Try it: Give the count of lines in the data that include "this", with no other words.

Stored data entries
┌────────

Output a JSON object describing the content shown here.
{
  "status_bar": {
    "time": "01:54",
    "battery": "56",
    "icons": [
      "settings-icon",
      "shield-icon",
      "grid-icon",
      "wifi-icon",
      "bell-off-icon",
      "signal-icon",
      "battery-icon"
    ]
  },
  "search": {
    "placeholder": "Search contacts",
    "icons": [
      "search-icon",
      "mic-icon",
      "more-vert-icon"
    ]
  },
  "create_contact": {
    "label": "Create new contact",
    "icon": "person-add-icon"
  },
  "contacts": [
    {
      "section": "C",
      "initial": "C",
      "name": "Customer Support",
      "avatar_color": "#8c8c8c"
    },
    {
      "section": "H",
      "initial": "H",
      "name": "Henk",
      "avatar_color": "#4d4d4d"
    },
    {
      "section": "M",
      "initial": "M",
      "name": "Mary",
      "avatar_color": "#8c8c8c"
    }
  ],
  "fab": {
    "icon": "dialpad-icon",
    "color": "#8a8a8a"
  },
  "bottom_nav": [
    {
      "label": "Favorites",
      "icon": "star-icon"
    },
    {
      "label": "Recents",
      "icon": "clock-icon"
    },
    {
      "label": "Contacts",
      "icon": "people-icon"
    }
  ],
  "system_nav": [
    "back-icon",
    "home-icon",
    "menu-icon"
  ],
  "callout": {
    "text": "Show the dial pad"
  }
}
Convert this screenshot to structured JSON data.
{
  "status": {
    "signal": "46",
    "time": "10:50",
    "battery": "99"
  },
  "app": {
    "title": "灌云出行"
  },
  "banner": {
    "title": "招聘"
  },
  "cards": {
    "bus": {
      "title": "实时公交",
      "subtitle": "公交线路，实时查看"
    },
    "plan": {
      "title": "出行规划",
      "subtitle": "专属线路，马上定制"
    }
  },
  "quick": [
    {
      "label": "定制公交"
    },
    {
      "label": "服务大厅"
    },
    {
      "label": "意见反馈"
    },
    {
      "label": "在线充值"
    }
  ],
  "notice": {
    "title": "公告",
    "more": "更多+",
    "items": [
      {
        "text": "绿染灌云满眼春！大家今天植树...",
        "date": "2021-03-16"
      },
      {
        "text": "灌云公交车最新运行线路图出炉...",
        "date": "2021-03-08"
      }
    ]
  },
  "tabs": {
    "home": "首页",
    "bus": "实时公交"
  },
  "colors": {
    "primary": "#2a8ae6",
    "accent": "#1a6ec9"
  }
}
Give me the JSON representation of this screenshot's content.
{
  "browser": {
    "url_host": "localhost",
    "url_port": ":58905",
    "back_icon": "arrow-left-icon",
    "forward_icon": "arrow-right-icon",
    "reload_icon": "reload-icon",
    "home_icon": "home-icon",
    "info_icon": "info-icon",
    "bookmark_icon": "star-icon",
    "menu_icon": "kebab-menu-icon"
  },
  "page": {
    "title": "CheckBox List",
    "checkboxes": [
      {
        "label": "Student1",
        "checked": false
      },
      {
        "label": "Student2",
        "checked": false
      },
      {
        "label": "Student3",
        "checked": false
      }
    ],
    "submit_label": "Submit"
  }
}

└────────

Exercise answer: 2